EXERCISE MATERIALS Start Marker

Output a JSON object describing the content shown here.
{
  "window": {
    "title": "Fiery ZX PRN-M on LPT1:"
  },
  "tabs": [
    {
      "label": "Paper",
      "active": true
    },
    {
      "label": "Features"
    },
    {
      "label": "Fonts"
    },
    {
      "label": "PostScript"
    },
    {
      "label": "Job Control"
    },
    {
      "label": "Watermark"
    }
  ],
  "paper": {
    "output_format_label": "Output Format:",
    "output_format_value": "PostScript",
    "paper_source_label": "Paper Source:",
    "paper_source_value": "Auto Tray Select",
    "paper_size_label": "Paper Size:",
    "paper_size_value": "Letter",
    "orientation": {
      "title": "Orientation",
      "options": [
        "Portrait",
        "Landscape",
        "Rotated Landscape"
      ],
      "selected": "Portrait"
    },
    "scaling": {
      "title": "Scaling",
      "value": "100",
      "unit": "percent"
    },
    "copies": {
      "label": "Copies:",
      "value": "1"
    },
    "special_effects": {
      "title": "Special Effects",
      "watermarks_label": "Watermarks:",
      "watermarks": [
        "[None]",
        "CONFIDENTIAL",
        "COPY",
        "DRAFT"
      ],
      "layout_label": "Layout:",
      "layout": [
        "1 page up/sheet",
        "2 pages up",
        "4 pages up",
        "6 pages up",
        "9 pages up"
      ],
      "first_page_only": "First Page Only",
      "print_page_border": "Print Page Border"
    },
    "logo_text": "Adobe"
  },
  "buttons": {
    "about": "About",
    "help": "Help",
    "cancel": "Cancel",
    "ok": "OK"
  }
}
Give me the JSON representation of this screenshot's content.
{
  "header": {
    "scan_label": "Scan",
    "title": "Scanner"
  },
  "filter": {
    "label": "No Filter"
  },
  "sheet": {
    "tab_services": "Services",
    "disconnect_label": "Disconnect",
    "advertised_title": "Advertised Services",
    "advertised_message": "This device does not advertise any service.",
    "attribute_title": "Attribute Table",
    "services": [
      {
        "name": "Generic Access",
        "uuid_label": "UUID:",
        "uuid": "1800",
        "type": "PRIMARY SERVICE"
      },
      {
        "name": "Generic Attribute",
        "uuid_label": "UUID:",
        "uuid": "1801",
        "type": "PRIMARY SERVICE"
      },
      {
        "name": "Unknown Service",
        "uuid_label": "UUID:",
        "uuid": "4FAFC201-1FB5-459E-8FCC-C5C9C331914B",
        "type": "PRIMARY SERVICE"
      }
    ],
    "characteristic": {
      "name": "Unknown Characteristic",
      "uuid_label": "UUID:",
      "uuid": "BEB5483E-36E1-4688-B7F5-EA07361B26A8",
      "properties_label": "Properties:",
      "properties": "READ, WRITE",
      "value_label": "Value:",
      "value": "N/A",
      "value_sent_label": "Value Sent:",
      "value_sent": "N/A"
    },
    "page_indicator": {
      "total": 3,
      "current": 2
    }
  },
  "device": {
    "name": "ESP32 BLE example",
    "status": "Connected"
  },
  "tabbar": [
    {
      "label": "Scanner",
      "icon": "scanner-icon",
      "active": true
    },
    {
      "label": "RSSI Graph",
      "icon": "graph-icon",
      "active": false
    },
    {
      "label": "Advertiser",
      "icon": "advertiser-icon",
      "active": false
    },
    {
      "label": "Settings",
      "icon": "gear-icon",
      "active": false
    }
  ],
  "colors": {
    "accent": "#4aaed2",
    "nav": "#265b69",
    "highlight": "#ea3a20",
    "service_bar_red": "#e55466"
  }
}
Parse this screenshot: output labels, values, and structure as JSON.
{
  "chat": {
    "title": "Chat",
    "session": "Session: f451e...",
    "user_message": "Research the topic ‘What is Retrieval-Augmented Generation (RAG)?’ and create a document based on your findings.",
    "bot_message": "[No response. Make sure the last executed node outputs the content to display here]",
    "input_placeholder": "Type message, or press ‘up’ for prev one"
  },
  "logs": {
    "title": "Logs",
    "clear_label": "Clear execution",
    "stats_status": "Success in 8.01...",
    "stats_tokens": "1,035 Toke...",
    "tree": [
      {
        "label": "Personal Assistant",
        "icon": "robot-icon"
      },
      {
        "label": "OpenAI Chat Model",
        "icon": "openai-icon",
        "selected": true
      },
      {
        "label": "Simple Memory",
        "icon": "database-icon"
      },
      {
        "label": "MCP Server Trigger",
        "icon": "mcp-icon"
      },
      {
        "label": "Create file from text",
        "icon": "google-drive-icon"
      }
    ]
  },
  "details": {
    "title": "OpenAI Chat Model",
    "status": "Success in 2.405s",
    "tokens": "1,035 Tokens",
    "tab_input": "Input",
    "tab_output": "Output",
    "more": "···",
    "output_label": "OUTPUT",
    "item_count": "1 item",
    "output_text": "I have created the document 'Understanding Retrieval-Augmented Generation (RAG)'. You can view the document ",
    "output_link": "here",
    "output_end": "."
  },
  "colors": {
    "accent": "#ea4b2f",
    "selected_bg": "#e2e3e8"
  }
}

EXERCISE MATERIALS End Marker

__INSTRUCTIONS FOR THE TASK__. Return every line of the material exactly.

__RESPONSE TO THIS TASK__.
Output a JSON object describing the content shown here.
{
  "window": {
    "title": "Fiery ZX PRN-M on LPT1:"
  },
  "tabs": [
    {
      "label": "Paper",
      "active": true
    },
    {
      "label": "Features"
    },
    {
      "label": "Fonts"
    },
    {
      "label": "PostScript"
    },
    {
      "label": "Job Control"
    },
    {
      "label": "Watermark"
    }
  ],
  "paper": {
    "output_format_label": "Output Format:",
    "output_format_value": "PostScript",
    "paper_source_label": "Paper Source:",
    "paper_source_value": "Auto Tray Select",
    "paper_size_label": "Paper Size:",
    "paper_size_value": "Letter",
    "orientation": {
      "title": "Orientation",
      "options": [
        "Portrait",
        "Landscape",
        "Rotated Landscape"
      ],
      "selected": "Portrait"
    },
    "scaling": {
      "title": "Scaling",
      "value": "100",
      "unit": "percent"
    },
    "copies": {
      "label": "Copies:",
      "value": "1"
    },
    "special_effects": {
      "title": "Special Effects",
      "watermarks_label": "Watermarks:",
      "watermarks": [
        "[None]",
        "CONFIDENTIAL",
        "COPY",
        "DRAFT"
      ],
      "layout_label": "Layout:",
      "layout": [
        "1 page up/sheet",
        "2 pages up",
        "4 pages up",
        "6 pages up",
        "9 pages up"
      ],
      "first_page_only": "First Page Only",
      "print_page_border": "Print Page Border"
    },
    "logo_text": "Adobe"
  },
  "buttons": {
    "about": "About",
    "help": "Help",
    "cancel": "Cancel",
    "ok": "OK"
  }
}
Give me the JSON representation of this screenshot's content.
{
  "header": {
    "scan_label": "Scan",
    "title": "Scanner"
  },
  "filter": {
    "label": "No Filter"
  },
  "sheet": {
    "tab_services": "Services",
    "disconnect_label": "Disconnect",
    "advertised_title": "Advertised Services",
    "advertised_message": "This device does not advertise any service.",
    "attribute_title": "Attribute Table",
    "services": [
      {
        "name": "Generic Access",
        "uuid_label": "UUID:",
        "uuid": "1800",
        "type": "PRIMARY SERVICE"
      },
      {
        "name": "Generic Attribute",
        "uuid_label": "UUID:",
        "uuid": "1801",
        "type": "PRIMARY SERVICE"
      },
      {
        "name": "Unknown Service",
        "uuid_label": "UUID:",
        "uuid": "4FAFC201-1FB5-459E-8FCC-C5C9C331914B",
        "type": "PRIMARY SERVICE"
      }
    ],
    "characteristic": {
      "name": "Unknown Characteristic",
      "uuid_label": "UUID:",
      "uuid": "BEB5483E-36E1-4688-B7F5-EA07361B26A8",
      "properties_label": "Properties:",
      "properties": "READ, WRITE",
      "value_label": "Value:",
      "value": "N/A",
      "value_sent_label": "Value Sent:",
      "value_sent": "N/A"
    },
    "page_indicator": {
      "total": 3,
      "current": 2
    }
  },
  "device": {
    "name": "ESP32 BLE example",
    "status": "Connected"
  },
  "tabbar": [
    {
      "label": "Scanner",
      "icon": "scanner-icon",
      "active": true
    },
    {
      "label": "RSSI Graph",
      "icon": "graph-icon",
      "active": false
    },
    {
      "label": "Advertiser",
      "icon": "advertiser-icon",
      "active": false
    },
    {
      "label": "Settings",
      "icon": "gear-icon",
      "active": false
    }
  ],
  "colors": {
    "accent": "#4aaed2",
    "nav": "#265b69",
    "highlight": "#ea3a20",
    "service_bar_red": "#e55466"
  }
}
Parse this screenshot: output labels, values, and structure as JSON.
{
  "chat": {
    "title": "Chat",
    "session": "Session: f451e...",
    "user_message": "Research the topic ‘What is Retrieval-Augmented Generation (RAG)?’ and create a document based on your findings.",
    "bot_message": "[No response. Make sure the last executed node outputs the content to display here]",
    "input_placeholder": "Type message, or press ‘up’ for prev one"
  },
  "logs": {
    "title": "Logs",
    "clear_label": "Clear execution",
    "stats_status": "Success in 8.01...",
    "stats_tokens": "1,035 Toke...",
    "tree": [
      {
        "label": "Personal Assistant",
        "icon": "robot-icon"
      },
      {
        "label": "OpenAI Chat Model",
        "icon": "openai-icon",
        "selected": true
      },
      {
        "label": "Simple Memory",
        "icon": "database-icon"
      },
      {
        "label": "MCP Server Trigger",
        "icon": "mcp-icon"
      },
      {
        "label": "Create file from text",
        "icon": "google-drive-icon"
      }
    ]
  },
  "details": {
    "title": "OpenAI Chat Model",
    "status": "Success in 2.405s",
    "tokens": "1,035 Tokens",
    "tab_input": "Input",
    "tab_output": "Output",
    "more": "···",
    "output_label": "OUTPUT",
    "item_count": "1 item",
    "output_text": "I have created the document 'Understanding Retrieval-Augmented Generation (RAG)'. You can view the document ",
    "output_link": "here",
    "output_end": "."
  },
  "colors": {
    "accent": "#ea4b2f",
    "selected_bg": "#e2e3e8"
  }
}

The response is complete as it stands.